The humble creative


You’re stuck, but you’re a professional so this is a peculiar situation, isn’t it?

You know how to write the words, or move the brush, or play the tune. You’ve done it at least one hundred times in the past. So why are you stuck?

One reason, the most common reason, is because you’re afraid. Afraid of what comes next. Afraid of failing. Afraid to set out on your own path and explore new possibilities.

Another reason, the less common but slightly more dangerous one, is that you’ve escaped humility. As a result, you’ve lost touch with what it means to be creative.

Creativity is about not knowing. It’s about embracing the fact that you know less than you think you do. It’s about finding new answers, even when you’re convinced you know them all.

When we’re humble, creativity is easy: it’s asking questions and pursuing the answers.

On the other hand: when we are convinced that we already know the answers, that our work is as good as it gets, that we’re the expert and we’re the ones who do it right, we miss an opportunity to do our best work.

We get stuck as a result.

We’ve convinced ourselves that we should know the answer to any question, the solution to any problem.
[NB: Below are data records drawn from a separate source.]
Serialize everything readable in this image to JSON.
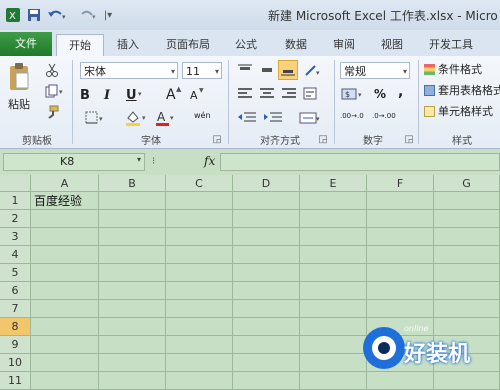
{
  "title": "新建 Microsoft Excel 工作表.xlsx - Micro",
  "tabs": [
    "文件",
    "开始",
    "插入",
    "页面布局",
    "公式",
    "数据",
    "审阅",
    "视图",
    "开发工具"
  ],
  "clipboard": {
    "paste_label": "粘贴",
    "group_label": "剪贴板"
  },
  "font": {
    "name": "宋体",
    "size": "11",
    "bold": "B",
    "italic": "I",
    "underline": "U",
    "grow": "A",
    "shrink": "A",
    "group_label": "字体",
    "phonetic": "wén"
  },
  "alignment": {
    "group_label": "对齐方式"
  },
  "number": {
    "format": "常规",
    "percent": "%",
    "comma": ",",
    "group_label": "数字",
    "dec_inc": ".00→.0",
    "dec_dec": ".0→.00"
  },
  "styles": {
    "conditional": "条件格式",
    "table_format": "套用表格格式",
    "cell_styles": "单元格样式",
    "group_label": "样式"
  },
  "formula_bar": {
    "name_box": "K8",
    "fx": "fx"
  },
  "grid": {
    "columns": [
      "A",
      "B",
      "C",
      "D",
      "E",
      "F",
      "G"
    ],
    "rows": [
      "1",
      "2",
      "3",
      "4",
      "5",
      "6",
      "7",
      "8",
      "9",
      "10",
      "11"
    ],
    "active_row": "8",
    "a1": "百度经验"
  },
  "watermark": {
    "brand": "好装机",
    "sub": "online"
  }
}
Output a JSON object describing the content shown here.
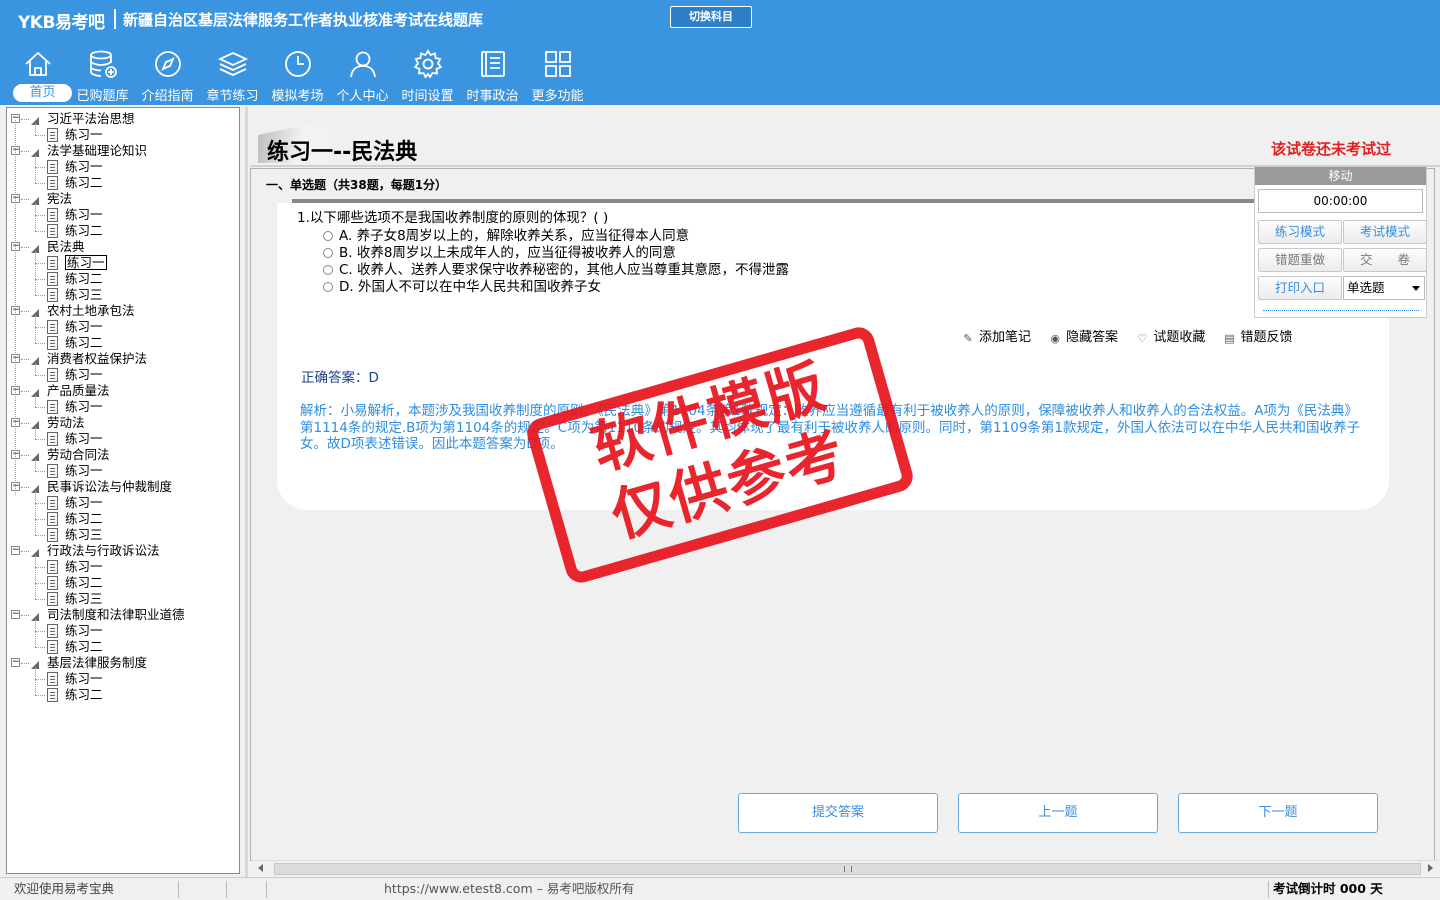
{
  "header": {
    "logo": "YKB易考吧",
    "title": "新疆自治区基层法律服务工作者执业核准考试在线题库",
    "switch_subject": "切换科目",
    "brand_color": "#3b94e0"
  },
  "nav": [
    {
      "label": "首页",
      "icon": "home-icon",
      "active": true
    },
    {
      "label": "已购题库",
      "icon": "database-icon"
    },
    {
      "label": "介绍指南",
      "icon": "compass-icon"
    },
    {
      "label": "章节练习",
      "icon": "layers-icon"
    },
    {
      "label": "模拟考场",
      "icon": "clock-icon"
    },
    {
      "label": "个人中心",
      "icon": "user-icon"
    },
    {
      "label": "时间设置",
      "icon": "gear-icon"
    },
    {
      "label": "时事政治",
      "icon": "news-icon"
    },
    {
      "label": "更多功能",
      "icon": "grid-icon"
    }
  ],
  "tree": [
    {
      "label": "习近平法治思想",
      "children": [
        "练习一"
      ]
    },
    {
      "label": "法学基础理论知识",
      "children": [
        "练习一",
        "练习二"
      ]
    },
    {
      "label": "宪法",
      "children": [
        "练习一",
        "练习二"
      ]
    },
    {
      "label": "民法典",
      "children": [
        "练习一",
        "练习二",
        "练习三"
      ],
      "selected_child": 0
    },
    {
      "label": "农村土地承包法",
      "children": [
        "练习一",
        "练习二"
      ]
    },
    {
      "label": "消费者权益保护法",
      "children": [
        "练习一"
      ]
    },
    {
      "label": "产品质量法",
      "children": [
        "练习一"
      ]
    },
    {
      "label": "劳动法",
      "children": [
        "练习一"
      ]
    },
    {
      "label": "劳动合同法",
      "children": [
        "练习一"
      ]
    },
    {
      "label": "民事诉讼法与仲裁制度",
      "children": [
        "练习一",
        "练习二",
        "练习三"
      ]
    },
    {
      "label": "行政法与行政诉讼法",
      "children": [
        "练习一",
        "练习二",
        "练习三"
      ]
    },
    {
      "label": "司法制度和法律职业道德",
      "children": [
        "练习一",
        "练习二"
      ]
    },
    {
      "label": "基层法律服务制度",
      "children": [
        "练习一",
        "练习二"
      ]
    }
  ],
  "exam": {
    "title": "练习一--民法典",
    "status": "该试卷还未考试过",
    "section_header": "一、单选题（共38题，每题1分）"
  },
  "question": {
    "text": "1.以下哪些选项不是我国收养制度的原则的体现？( )",
    "options": [
      "A. 养子女8周岁以上的，解除收养关系，应当征得本人同意",
      "B. 收养8周岁以上未成年人的，应当征得被收养人的同意",
      "C. 收养人、送养人要求保守收养秘密的，其他人应当尊重其意愿，不得泄露",
      "D. 外国人不可以在中华人民共和国收养子女"
    ],
    "tools": {
      "add_note": "添加笔记",
      "hide_answer": "隐藏答案",
      "favorite": "试题收藏",
      "feedback": "错题反馈"
    },
    "answer": "正确答案：D",
    "analysis": "解析：小易解析，本题涉及我国收养制度的原则。《民法典》第1104条第1款规定：收养应当遵循最有利于被收养人的原则，保障被收养人和收养人的合法权益。A项为《民法典》第1114条的规定.B项为第1104条的规定。C项为第1110条的规定。其均体现了最有利于被收养人的原则。同时，第1109条第1款规定，外国人依法可以在中华人民共和国收养子女。故D项表述错误。因此本题答案为D项。"
  },
  "control_panel": {
    "move": "移动",
    "timer": "00:00:00",
    "practice_mode": "练习模式",
    "exam_mode": "考试模式",
    "redo_wrong": "错题重做",
    "submit_paper": "交　　卷",
    "print": "打印入口",
    "question_type": "单选题"
  },
  "buttons": {
    "submit_answer": "提交答案",
    "prev": "上一题",
    "next": "下一题"
  },
  "status": {
    "welcome": "欢迎使用易考宝典",
    "url": "https://www.etest8.com – 易考吧版权所有",
    "countdown": "考试倒计时 000 天"
  },
  "watermark": {
    "line1": "软件模版",
    "line2": "仅供参考",
    "color": "#e8141c"
  }
}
So when we encounter an even slightly unfamiliar situation (where we can improvise and pursue creative answers) we stutter, we flop about, and we do fail.
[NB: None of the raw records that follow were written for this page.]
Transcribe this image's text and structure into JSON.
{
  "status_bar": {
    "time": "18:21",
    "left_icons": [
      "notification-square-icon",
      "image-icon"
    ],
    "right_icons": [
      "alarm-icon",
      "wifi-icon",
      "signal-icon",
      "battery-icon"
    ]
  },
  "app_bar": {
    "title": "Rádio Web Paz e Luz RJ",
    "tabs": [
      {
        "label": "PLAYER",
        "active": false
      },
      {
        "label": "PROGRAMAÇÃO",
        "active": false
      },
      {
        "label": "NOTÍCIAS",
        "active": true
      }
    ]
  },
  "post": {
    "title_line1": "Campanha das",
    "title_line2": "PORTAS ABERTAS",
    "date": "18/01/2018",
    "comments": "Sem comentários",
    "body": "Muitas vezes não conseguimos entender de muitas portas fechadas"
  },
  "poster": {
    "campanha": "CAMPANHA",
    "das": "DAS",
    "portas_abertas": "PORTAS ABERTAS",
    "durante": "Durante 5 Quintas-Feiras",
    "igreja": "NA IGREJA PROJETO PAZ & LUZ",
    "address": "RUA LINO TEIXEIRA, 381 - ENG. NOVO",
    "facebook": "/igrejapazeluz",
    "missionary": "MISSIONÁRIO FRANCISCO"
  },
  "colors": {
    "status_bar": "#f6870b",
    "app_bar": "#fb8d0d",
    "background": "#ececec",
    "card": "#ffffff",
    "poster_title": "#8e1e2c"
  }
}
If you want to be the best creative you can be, stay humble.

Sparked by a recent reminder in my own life to be humble with my work.
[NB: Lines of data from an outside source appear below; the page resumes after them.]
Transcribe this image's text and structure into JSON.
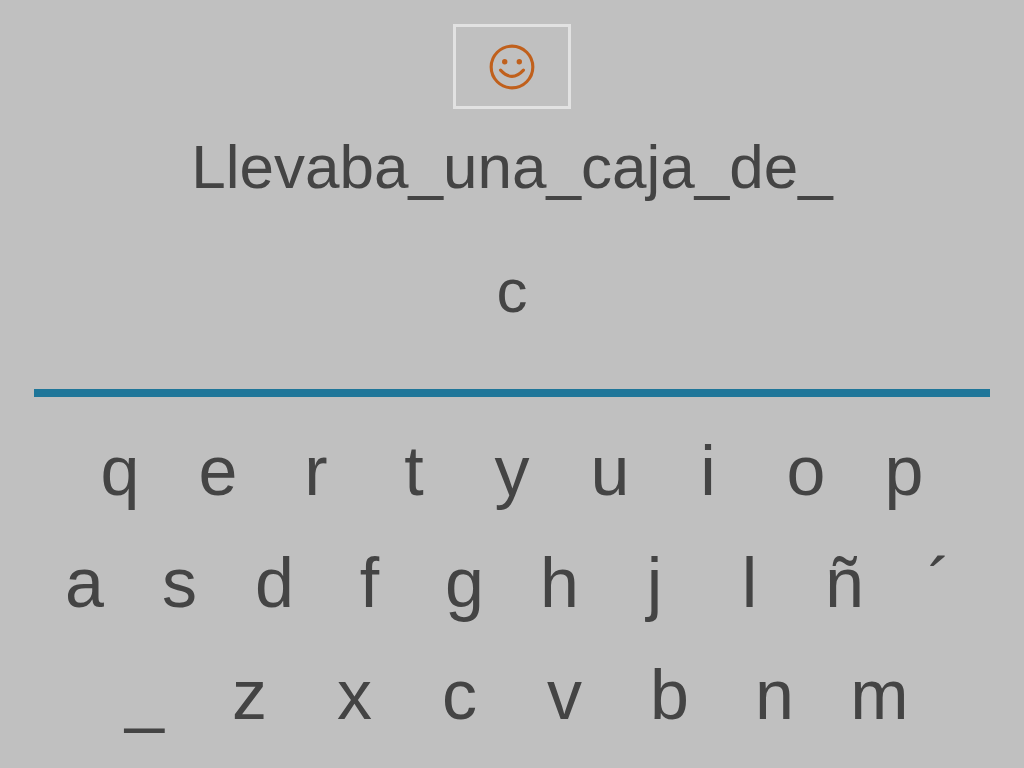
{
  "sentence": "Llevaba_una_caja_de_",
  "answer": "c",
  "keyboard": [
    [
      "q",
      "e",
      "r",
      "t",
      "y",
      "u",
      "i",
      "o",
      "p"
    ],
    [
      "a",
      "s",
      "d",
      "f",
      "g",
      "h",
      "j",
      "l",
      "ñ",
      "´"
    ],
    [
      "_",
      "z",
      "x",
      "c",
      "v",
      "b",
      "n",
      "m"
    ]
  ]
}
Read this next: To be more creative, question what you know you know